What are the potential limitations or drawbacks of the VGON approach, and how can they be addressed?

While the VGON approach offers several advantages in solving optimization problems, there are potential limitations and drawbacks that need to be considered: Local Optima: VGON may get stuck in local optima, especially in complex optimization landscapes. To address this, techniques like stochastic optimization, ensemble methods, or hybrid approaches can be employed to explore a wider solution space. Computational Resources: Training VGON models can be computationally intensive, especially for large-scale problems. Utilizing parallel computing, distributed training, or optimizing the model architecture can help mitigate this limitation. Generalization: VGON may struggle to generalize to unseen data or new problem instances. Regularization techniques, data augmentation, and transfer learning can enhance the model's generalization capabilities. Interpretability: The black-box nature of deep generative models like VGON can make it challenging to interpret the decision-making process. Incorporating explainable AI techniques or model introspection methods can improve interpretability. Hyperparameter Tuning: Selecting optimal hyperparameters for VGON models can be challenging and time-consuming. Automated hyperparameter optimization tools or Bayesian optimization methods can streamline this process. By addressing these limitations through appropriate strategies and techniques, the VGON approach can be enhanced to deliver more robust and effective optimization solutions.

Can the VGON model be further improved to provide theoretical guarantees on the quality of the generated solutions?

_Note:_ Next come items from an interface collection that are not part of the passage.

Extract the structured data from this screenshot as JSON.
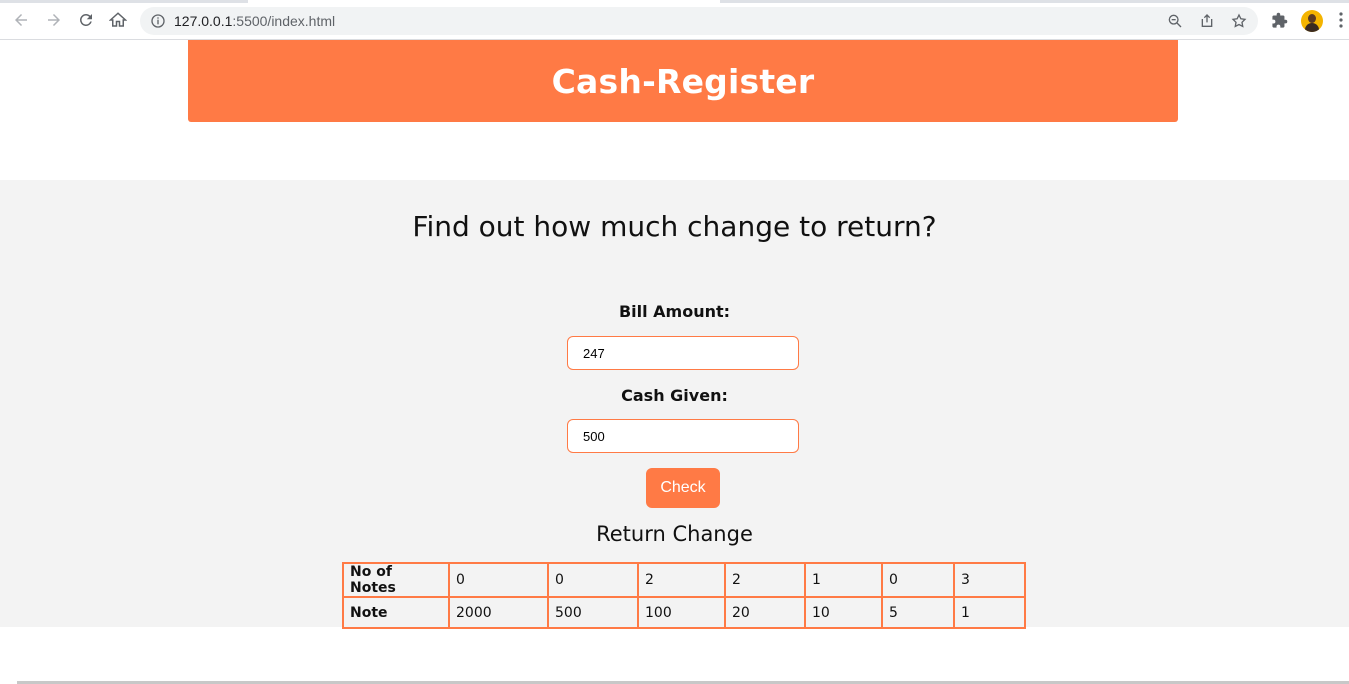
{
  "browser": {
    "url_host": "127.0.0.1",
    "url_path": ":5500/index.html"
  },
  "header": {
    "title": "Cash-Register"
  },
  "main": {
    "subtitle": "Find out how much change to return?",
    "bill_label": "Bill Amount:",
    "bill_value": "247",
    "cash_label": "Cash Given:",
    "cash_value": "500",
    "check_label": "Check",
    "return_title": "Return Change"
  },
  "table": {
    "row_notes_label": "No of Notes",
    "row_note_label": "Note",
    "counts": [
      "0",
      "0",
      "2",
      "2",
      "1",
      "0",
      "3"
    ],
    "notes": [
      "2000",
      "500",
      "100",
      "20",
      "10",
      "5",
      "1"
    ]
  },
  "colors": {
    "accent": "#ff7a45",
    "panel_bg": "#f3f3f3"
  }
}
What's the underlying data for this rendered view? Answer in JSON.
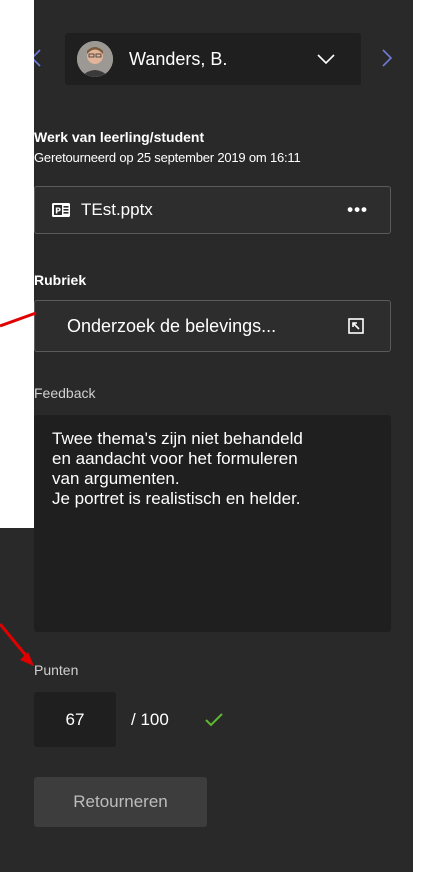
{
  "header": {
    "student_name": "Wanders, B.",
    "prev_icon": "chevron-left-icon",
    "next_icon": "chevron-right-icon",
    "dropdown_icon": "chevron-down-icon"
  },
  "work": {
    "title": "Werk van leerling/student",
    "returned_text": "Geretourneerd op 25 september 2019 om 16:11",
    "file_name": "TEst.pptx",
    "more_label": "•••"
  },
  "rubric": {
    "title": "Rubriek",
    "button_label": "Onderzoek de belevings..."
  },
  "feedback": {
    "title": "Feedback",
    "text": "Twee thema's zijn niet behandeld\nen aandacht voor het formuleren\nvan argumenten.\nJe portret is realistisch en helder."
  },
  "points": {
    "title": "Punten",
    "value": "67",
    "max_label": "/ 100"
  },
  "actions": {
    "return_label": "Retourneren"
  },
  "colors": {
    "panel_bg": "#292929",
    "input_bg": "#1f1f1f",
    "check_green": "#5fb832",
    "annotation_red": "#e00000"
  }
}
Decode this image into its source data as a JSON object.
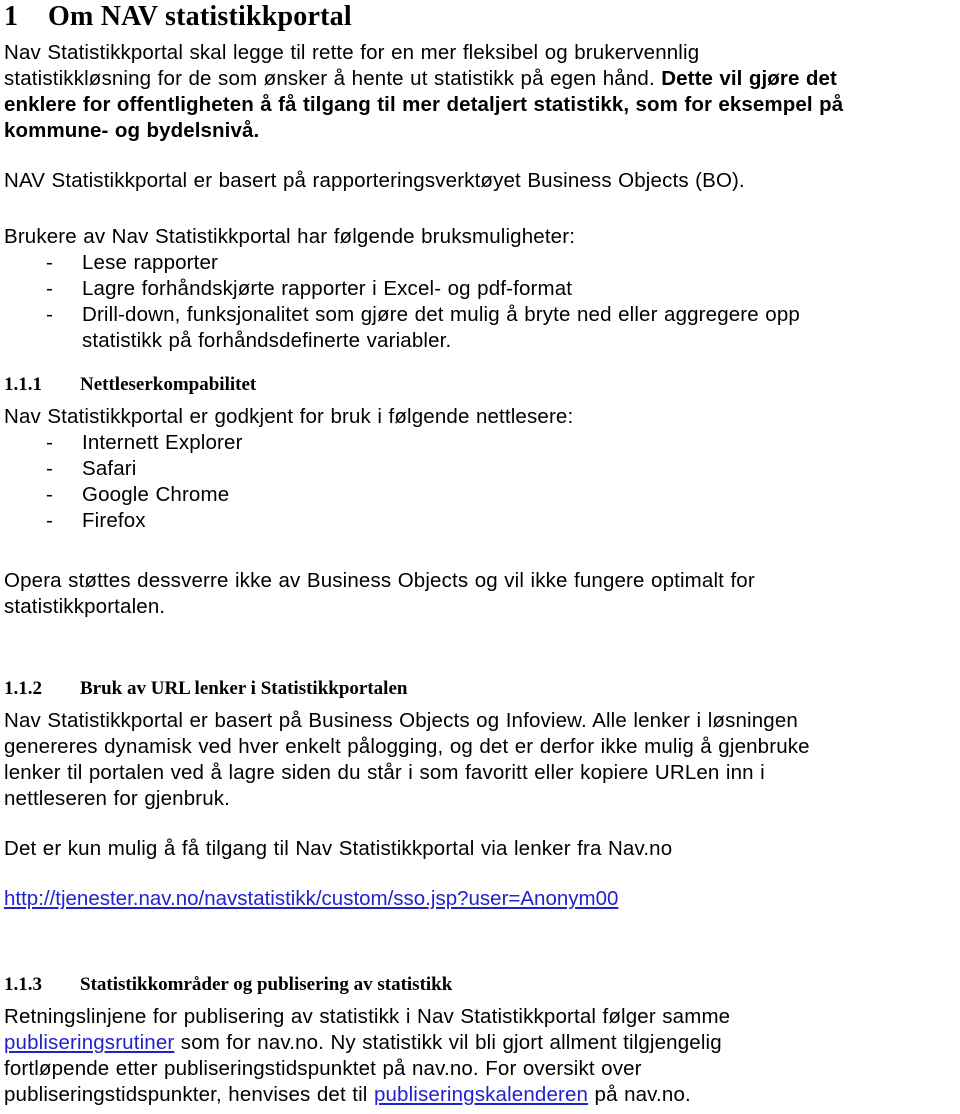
{
  "document": {
    "heading1": {
      "number": "1",
      "title": "Om NAV statistikkportal"
    },
    "intro": {
      "line1": "Nav Statistikkportal skal legge til rette for en mer fleksibel og brukervennlig",
      "line2": "statistikkløsning for de som ønsker å hente ut statistikk på egen hånd. ",
      "bold_tail_line2": "Dette vil gjøre det",
      "bold_line3": "enklere for offentligheten å få tilgang til mer detaljert statistikk, som for eksempel på",
      "bold_line4": "kommune- og bydelsnivå."
    },
    "basis_paragraph": "NAV Statistikkportal er basert på rapporteringsverktøyet Business Objects (BO).",
    "usage": {
      "intro": "Brukere av Nav Statistikkportal har følgende bruksmuligheter:",
      "bullet_marker": "-",
      "items": [
        "Lese rapporter",
        "Lagre forhåndskjørte rapporter i Excel- og pdf-format",
        "Drill-down, funksjonalitet som gjøre det mulig å bryte ned eller aggregere opp"
      ],
      "item3_continuation": "statistikk på forhåndsdefinerte variabler."
    },
    "section_111": {
      "number": "1.1.1",
      "title": "Nettleserkompabilitet",
      "intro": "Nav Statistikkportal er godkjent for bruk i følgende nettlesere:",
      "bullet_marker": "-",
      "browsers": [
        "Internett Explorer",
        "Safari",
        "Google Chrome",
        "Firefox"
      ],
      "opera_line1": "Opera støttes dessverre ikke av Business Objects og vil ikke fungere optimalt for",
      "opera_line2": "statistikkportalen."
    },
    "section_112": {
      "number": "1.1.2",
      "title": "Bruk av URL lenker i Statistikkportalen",
      "line1": "Nav Statistikkportal er basert på Business Objects og Infoview. Alle lenker i løsningen",
      "line2": "genereres dynamisk ved hver enkelt pålogging, og det er derfor ikke mulig å gjenbruke",
      "line3": "lenker til portalen ved å lagre siden du står i som favoritt eller kopiere URLen inn i",
      "line4": "nettleseren for gjenbruk.",
      "access_note": "Det er kun mulig å få tilgang til Nav Statistikkportal via lenker fra Nav.no",
      "url": "http://tjenester.nav.no/navstatistikk/custom/sso.jsp?user=Anonym00"
    },
    "section_113": {
      "number": "1.1.3",
      "title": "Statistikkområder og publisering av statistikk",
      "line1": "Retningslinjene for publisering av statistikk i Nav Statistikkportal følger samme",
      "link1": "publiseringsrutiner",
      "line2_after_link": " som for nav.no. Ny statistikk vil bli gjort allment tilgjengelig",
      "line3": "fortløpende etter publiseringstidspunktet på nav.no. For oversikt over",
      "line4_before_link": "publiseringstidspunkter, henvises det til ",
      "link2": "publiseringskalenderen",
      "line4_after_link": " på nav.no."
    },
    "colors": {
      "link": "#2222cc",
      "text": "#000000",
      "background": "#ffffff"
    }
  }
}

Yes, the VGON model can be further improved to provide theoretical guarantees on the quality of the generated solutions by incorporating the following strategies: Theoretical Analysis: Conduct rigorous theoretical analysis of the VGON framework to establish convergence properties, optimality conditions, and bounds on the quality of the solutions generated. Probabilistic Guarantees: Develop probabilistic guarantees on the performance of VGON, such as confidence intervals on the objective function value or probabilistic bounds on the optimality of the solutions. Regularization Techniques: Integrate regularization techniques into the VGON model to enforce constraints and improve the stability and generalization of the solutions. Robust Optimization: Implement robust optimization methods within VGON to handle uncertainties, noise, and perturbations in the input data, ensuring the reliability of the generated solutions. Validation and Verification: Establish validation and verification procedures to assess the correctness and quality of the solutions produced by VGON, ensuring consistency with theoretical guarantees. By enhancing the theoretical foundations of the VGON model and incorporating mechanisms to provide guarantees on solution quality, the model can offer more reliable and trustworthy optimization outcomes across various domains.